The required documents will be examined by inspectors at a MHLW quarantine station, and if inspection is unnecessary, the importer will be issued a Certificate of Notification, allowing for customs clearance and afterwards, domestic distribution.
However, if inspection is deemed necessary, it will go through (a) an Administrative Inspection (Monitoring Inspection) at the Quarantine Station or (b) a designated inspection laboratory where it will have an Ordered Inspection or an Administrative Inspection other than a Monitoring Inspection at the Quarantine Station. If the shipment passes inspection, the importer will be issued a Certificate of Notification, allowing for customs clearance and afterwards, domestic distribution. If not, the importer must dispose or re-ship the cargo.
In order to see a chart depicting the entire process, please visit the following MHLW website: http://www.mhlw.go.jp/english/topics/importedfoods/1-1.html.
Also visit JETRO’s Standards and Regulations website (https://www.jetro.go.jp/en/reports/regulations/) to see Japan’s Food Sanitation Law, as well as other documents which concern import requirements, etc.
The Customs and Tariff Bureau, belonging to Japan's Ministry of Finance, is responsible for administering tariffs. Japan, because of its membership with the Harmonized System Convention, uses the same classification system as the United States, which limits them to a six-digit code. Goods are classified into approximately 9000 items under the international conventions, and can be verified in advance through the Customs Bureau.
Customs duties and liquor tax apply, depending on the product. However, there are no quota restrictions on wine imports.
For the most current tariffs and taxes applied to imported products for this country, please visit the Online Tariff Database provided by Tariffic. Please ensure you have a 10-digit HS classification code in order to obtain tariff information. Also see the Census Bureau’s Schedule B search function (http://www.census.gov/foreign-trade/schedules/b/index.html), which allows you to classify your product according to United States export codes. Simply click "Search" and enter the keyword (i.e. beer) that best describes your product.
AG Trade Office, Tokyo
Alcoholic Beverage Tax Division, Indirect Taxation Department
JETRO (Japan External Trade Organization)
Labeling and Standards Division of Food Safety and Consumer Affairs Bureau of Ministry of Agriculture, Forestry and Fisheries
Environmental Health Division, Health Service Bureau
Japan Wines and Spirits Importers Association
The information in this guide was obtained from external sources, including the websites of various governmental agencies and organizations, direct contact with those agencies and organizations, and from Foreign Agricultural Service (FAS) Attaché reports. Consequently, the accuracy of this information depends upon the accuracy of the sources.

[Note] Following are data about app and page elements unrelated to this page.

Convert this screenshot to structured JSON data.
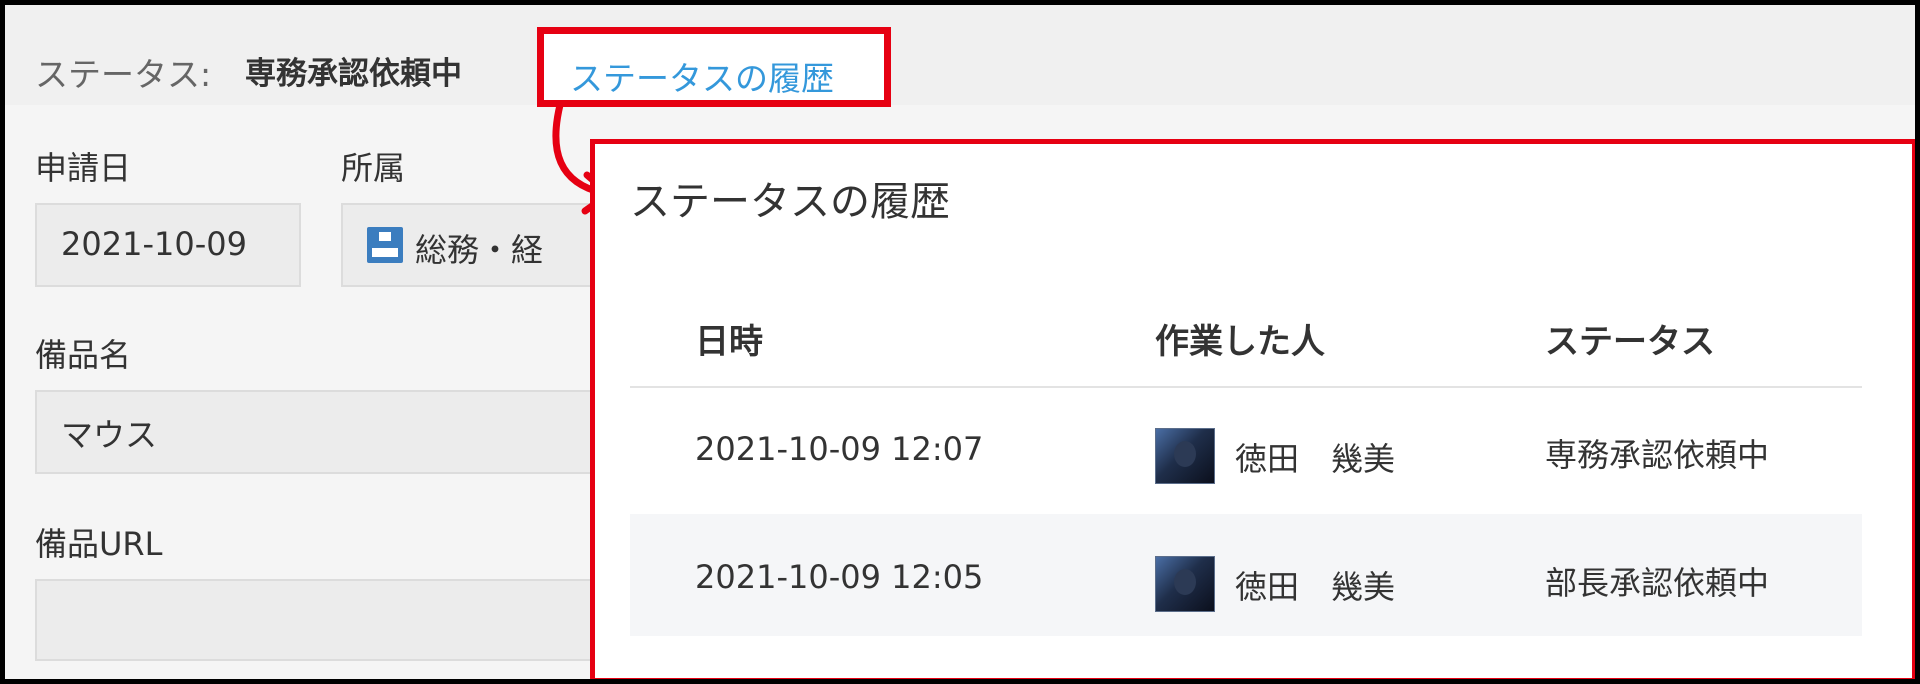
{
  "status_bar": {
    "prefix": "ステータス:",
    "value": "専務承認依頼中",
    "history_link": "ステータスの履歴"
  },
  "form": {
    "application_date": {
      "label": "申請日",
      "value": "2021-10-09"
    },
    "department": {
      "label": "所属",
      "value": "総務・経",
      "icon": "org-chart-icon"
    },
    "item_name": {
      "label": "備品名",
      "value": "マウス"
    },
    "item_url": {
      "label": "備品URL",
      "value": ""
    }
  },
  "popup": {
    "title": "ステータスの履歴",
    "columns": [
      "日時",
      "作業した人",
      "ステータス"
    ],
    "rows": [
      {
        "datetime": "2021-10-09 12:07",
        "user": "徳田　幾美",
        "status": "専務承認依頼中"
      },
      {
        "datetime": "2021-10-09 12:05",
        "user": "徳田　幾美",
        "status": "部長承認依頼中"
      }
    ]
  },
  "colors": {
    "highlight_red": "#e60012",
    "link_blue": "#3498db",
    "org_icon_blue": "#3b7dbf"
  }
}
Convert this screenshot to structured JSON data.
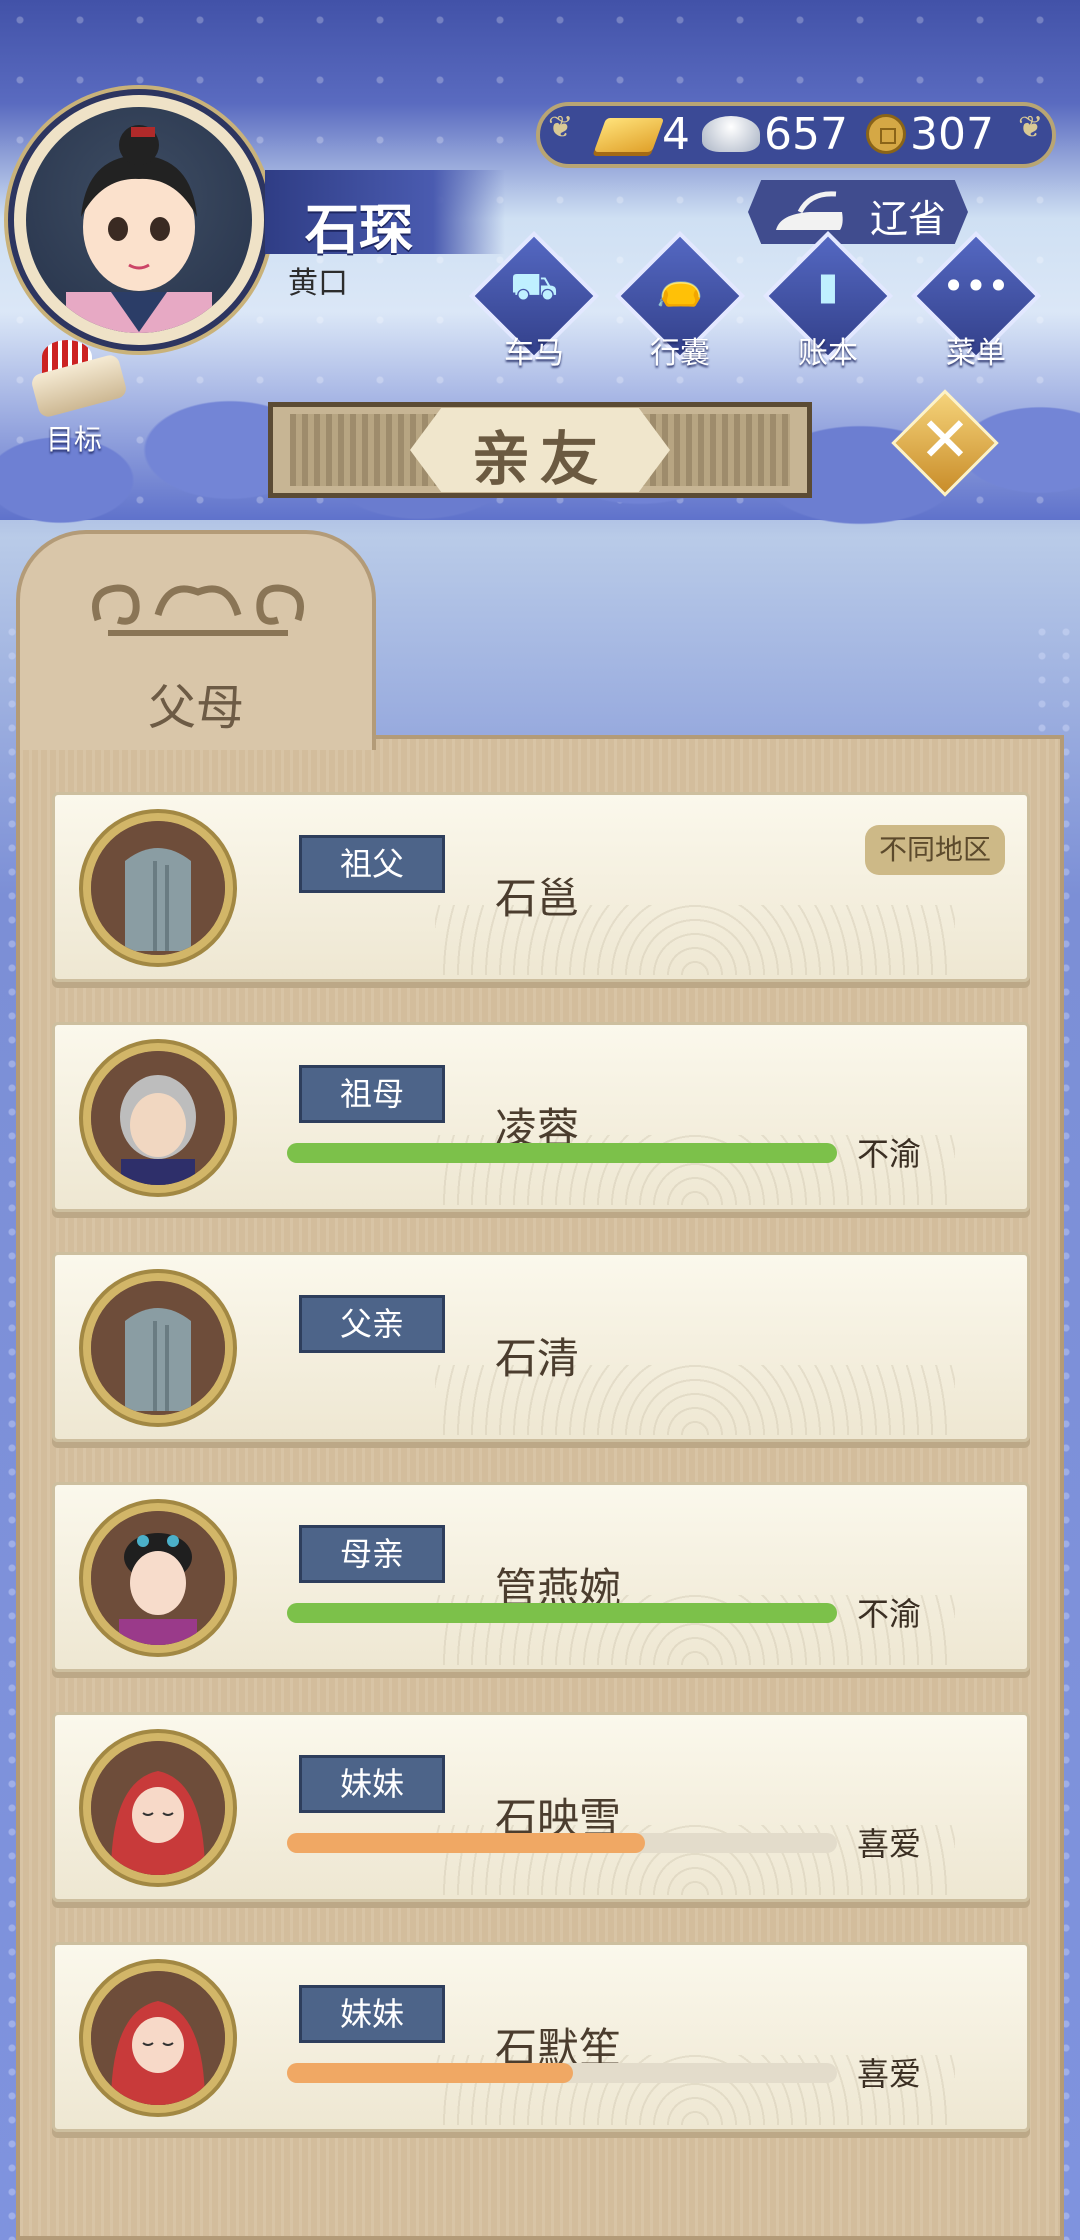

TTB is not responsible for the content of external websites.
This page was last reviewed on August 17, 2010.